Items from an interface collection
BEGIN
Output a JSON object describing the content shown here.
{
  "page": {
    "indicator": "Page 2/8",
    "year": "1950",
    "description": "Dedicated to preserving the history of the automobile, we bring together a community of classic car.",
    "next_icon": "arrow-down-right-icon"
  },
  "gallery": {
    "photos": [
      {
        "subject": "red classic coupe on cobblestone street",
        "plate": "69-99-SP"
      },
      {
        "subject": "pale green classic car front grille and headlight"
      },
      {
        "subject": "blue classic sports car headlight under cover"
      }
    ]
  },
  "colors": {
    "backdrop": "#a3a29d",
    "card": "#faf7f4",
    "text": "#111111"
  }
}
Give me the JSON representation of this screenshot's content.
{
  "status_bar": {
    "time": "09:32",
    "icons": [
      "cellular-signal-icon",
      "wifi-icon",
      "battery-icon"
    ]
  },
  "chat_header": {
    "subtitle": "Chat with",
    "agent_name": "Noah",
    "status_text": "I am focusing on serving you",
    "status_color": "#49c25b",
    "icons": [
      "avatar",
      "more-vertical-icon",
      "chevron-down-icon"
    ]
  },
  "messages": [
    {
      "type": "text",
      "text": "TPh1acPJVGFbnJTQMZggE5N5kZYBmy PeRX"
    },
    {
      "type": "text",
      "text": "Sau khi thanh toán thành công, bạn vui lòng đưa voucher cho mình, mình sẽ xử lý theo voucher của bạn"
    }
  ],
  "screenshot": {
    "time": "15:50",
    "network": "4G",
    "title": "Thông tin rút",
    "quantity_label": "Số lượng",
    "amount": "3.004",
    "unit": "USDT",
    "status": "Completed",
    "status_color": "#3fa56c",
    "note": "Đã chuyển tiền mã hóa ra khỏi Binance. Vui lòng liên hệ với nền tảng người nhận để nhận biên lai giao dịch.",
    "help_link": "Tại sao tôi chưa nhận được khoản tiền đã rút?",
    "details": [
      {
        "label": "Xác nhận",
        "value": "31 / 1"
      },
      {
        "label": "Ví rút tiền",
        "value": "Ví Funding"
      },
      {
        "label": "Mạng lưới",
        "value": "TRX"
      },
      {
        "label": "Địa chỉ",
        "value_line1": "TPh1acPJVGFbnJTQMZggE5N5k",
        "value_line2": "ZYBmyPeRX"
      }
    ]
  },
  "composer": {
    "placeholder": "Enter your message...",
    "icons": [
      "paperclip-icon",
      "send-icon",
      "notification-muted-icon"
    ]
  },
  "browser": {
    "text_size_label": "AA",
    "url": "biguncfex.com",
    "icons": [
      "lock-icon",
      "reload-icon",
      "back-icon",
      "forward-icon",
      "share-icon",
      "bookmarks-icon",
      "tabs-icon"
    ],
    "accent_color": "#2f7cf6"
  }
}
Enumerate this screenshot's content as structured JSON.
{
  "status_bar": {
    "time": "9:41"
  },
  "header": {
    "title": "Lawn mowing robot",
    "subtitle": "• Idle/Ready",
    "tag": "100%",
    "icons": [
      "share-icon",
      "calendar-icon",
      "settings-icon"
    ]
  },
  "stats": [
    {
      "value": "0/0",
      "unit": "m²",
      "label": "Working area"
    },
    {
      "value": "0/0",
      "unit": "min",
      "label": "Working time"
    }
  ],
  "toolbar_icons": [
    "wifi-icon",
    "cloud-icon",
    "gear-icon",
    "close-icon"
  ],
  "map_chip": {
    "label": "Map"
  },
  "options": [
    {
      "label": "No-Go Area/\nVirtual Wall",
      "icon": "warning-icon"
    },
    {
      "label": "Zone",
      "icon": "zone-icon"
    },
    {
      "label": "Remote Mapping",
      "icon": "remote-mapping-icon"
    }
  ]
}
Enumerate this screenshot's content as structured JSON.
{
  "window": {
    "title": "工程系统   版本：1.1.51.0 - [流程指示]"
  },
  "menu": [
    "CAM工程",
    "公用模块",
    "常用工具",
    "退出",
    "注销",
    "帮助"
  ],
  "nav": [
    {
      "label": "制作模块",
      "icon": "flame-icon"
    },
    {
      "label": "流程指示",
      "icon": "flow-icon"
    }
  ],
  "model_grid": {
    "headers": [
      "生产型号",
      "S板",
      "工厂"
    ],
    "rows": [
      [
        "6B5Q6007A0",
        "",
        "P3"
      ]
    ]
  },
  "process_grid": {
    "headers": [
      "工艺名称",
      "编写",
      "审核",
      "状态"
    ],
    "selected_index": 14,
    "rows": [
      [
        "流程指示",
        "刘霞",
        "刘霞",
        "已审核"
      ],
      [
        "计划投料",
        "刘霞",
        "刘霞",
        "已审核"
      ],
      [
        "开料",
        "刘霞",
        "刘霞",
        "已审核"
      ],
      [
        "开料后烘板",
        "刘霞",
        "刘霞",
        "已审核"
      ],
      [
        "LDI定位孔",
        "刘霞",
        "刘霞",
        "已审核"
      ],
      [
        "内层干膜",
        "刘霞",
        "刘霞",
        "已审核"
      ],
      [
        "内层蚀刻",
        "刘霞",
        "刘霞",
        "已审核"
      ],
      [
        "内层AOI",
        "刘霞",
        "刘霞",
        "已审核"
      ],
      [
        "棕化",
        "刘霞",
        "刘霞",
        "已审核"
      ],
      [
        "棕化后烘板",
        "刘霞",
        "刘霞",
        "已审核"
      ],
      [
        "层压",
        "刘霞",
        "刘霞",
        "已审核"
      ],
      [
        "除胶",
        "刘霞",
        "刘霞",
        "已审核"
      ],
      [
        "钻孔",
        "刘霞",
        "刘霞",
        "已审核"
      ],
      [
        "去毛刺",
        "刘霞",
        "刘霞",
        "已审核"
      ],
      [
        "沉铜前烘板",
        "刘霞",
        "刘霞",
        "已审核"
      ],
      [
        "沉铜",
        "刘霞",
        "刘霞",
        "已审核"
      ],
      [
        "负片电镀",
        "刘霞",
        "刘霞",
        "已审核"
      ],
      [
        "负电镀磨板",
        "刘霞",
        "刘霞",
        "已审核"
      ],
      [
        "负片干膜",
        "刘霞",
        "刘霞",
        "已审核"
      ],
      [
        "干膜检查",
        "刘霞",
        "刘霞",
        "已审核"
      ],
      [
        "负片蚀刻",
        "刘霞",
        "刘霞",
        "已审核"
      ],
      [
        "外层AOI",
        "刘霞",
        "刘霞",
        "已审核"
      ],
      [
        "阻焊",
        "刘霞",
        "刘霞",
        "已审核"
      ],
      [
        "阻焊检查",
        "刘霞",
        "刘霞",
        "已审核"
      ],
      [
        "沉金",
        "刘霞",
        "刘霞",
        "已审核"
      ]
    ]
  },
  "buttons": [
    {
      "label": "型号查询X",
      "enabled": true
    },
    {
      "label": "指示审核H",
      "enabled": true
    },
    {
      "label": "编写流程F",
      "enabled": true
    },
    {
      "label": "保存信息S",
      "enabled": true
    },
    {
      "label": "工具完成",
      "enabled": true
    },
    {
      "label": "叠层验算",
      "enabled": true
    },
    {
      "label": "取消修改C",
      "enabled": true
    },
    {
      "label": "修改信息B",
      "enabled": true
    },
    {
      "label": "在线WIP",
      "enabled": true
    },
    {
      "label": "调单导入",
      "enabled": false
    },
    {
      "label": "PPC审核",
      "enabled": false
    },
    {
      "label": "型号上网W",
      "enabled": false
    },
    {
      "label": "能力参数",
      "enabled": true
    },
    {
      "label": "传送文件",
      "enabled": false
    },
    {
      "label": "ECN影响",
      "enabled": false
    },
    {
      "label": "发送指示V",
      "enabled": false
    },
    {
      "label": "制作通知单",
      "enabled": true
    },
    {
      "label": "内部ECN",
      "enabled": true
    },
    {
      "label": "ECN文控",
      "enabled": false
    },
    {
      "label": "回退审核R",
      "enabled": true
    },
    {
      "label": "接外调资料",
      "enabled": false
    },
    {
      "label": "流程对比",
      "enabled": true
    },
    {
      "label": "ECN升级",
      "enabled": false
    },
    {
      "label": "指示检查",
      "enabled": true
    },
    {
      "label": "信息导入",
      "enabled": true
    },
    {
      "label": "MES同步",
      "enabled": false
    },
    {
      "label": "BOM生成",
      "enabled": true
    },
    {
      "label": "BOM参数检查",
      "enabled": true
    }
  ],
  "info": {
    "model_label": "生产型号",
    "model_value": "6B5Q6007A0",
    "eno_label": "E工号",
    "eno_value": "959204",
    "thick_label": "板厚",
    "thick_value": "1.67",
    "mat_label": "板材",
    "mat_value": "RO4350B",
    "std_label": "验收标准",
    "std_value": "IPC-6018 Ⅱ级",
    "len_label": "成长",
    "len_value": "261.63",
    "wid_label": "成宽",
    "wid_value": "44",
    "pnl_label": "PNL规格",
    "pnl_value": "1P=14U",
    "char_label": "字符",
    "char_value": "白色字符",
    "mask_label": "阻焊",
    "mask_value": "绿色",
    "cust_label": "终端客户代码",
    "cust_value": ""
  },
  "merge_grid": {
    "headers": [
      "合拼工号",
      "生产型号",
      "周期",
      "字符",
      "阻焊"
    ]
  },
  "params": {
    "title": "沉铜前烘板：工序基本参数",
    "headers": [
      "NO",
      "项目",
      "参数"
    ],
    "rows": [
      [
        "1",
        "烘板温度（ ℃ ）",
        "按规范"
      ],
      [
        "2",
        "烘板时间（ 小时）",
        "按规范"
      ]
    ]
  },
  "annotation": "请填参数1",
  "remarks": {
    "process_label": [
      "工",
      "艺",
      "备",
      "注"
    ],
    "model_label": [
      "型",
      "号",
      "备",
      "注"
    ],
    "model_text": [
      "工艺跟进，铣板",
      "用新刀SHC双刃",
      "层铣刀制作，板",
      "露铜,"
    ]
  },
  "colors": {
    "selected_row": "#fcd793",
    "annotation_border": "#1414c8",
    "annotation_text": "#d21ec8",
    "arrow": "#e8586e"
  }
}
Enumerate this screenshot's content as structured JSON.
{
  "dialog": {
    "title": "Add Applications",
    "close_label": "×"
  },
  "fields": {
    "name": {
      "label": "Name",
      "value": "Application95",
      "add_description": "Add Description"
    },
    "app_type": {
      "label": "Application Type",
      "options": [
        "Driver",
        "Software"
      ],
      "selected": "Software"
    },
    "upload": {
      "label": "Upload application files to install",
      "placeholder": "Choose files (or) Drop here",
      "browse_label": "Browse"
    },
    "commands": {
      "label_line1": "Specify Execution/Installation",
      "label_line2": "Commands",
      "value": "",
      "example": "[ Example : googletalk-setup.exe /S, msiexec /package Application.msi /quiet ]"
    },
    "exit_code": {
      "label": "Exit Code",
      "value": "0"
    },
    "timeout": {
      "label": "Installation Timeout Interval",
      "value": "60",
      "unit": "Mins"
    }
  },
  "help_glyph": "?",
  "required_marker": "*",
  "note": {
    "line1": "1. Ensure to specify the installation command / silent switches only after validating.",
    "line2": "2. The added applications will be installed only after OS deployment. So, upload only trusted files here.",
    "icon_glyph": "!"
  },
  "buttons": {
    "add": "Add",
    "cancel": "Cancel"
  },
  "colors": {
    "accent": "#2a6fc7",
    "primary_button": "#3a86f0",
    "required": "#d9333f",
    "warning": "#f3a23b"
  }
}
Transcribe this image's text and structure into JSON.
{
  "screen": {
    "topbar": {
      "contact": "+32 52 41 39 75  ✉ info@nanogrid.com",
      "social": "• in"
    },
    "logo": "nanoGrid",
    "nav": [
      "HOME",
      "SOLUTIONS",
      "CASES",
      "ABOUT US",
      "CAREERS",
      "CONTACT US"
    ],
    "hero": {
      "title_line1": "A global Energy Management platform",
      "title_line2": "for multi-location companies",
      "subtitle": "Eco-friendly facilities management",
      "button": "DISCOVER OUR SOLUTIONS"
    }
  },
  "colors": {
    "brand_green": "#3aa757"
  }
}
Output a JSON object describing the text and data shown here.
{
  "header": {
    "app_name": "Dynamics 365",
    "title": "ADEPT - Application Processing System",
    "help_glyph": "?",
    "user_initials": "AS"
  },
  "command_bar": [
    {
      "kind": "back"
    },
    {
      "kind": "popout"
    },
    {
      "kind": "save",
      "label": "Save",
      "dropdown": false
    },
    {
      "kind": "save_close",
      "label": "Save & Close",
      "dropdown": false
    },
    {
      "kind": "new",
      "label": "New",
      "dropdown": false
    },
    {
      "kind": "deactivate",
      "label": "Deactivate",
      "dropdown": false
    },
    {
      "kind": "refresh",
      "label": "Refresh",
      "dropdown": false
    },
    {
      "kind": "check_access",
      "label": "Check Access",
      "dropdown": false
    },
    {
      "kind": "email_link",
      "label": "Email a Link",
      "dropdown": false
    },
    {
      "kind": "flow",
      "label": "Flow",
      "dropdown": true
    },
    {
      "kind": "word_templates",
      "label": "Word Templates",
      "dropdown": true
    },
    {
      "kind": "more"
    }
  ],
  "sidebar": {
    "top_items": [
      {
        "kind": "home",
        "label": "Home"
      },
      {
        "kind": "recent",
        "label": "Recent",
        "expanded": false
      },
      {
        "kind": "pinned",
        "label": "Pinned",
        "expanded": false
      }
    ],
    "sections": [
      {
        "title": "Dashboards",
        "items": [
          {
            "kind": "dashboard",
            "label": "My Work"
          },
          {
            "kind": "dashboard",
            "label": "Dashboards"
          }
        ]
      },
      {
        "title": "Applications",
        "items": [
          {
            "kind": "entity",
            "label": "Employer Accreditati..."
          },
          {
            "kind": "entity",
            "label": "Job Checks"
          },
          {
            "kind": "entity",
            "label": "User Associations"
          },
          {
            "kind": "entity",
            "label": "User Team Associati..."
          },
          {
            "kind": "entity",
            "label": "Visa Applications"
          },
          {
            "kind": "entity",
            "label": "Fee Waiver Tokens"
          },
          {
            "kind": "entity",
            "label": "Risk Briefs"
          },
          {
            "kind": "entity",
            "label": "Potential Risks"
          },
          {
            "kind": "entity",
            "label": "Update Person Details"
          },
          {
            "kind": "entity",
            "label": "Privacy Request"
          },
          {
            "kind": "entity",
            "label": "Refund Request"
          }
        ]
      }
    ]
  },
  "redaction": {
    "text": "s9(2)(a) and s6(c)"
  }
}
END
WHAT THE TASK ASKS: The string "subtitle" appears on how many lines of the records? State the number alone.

RESPONSE TO THE EXERCISE: 3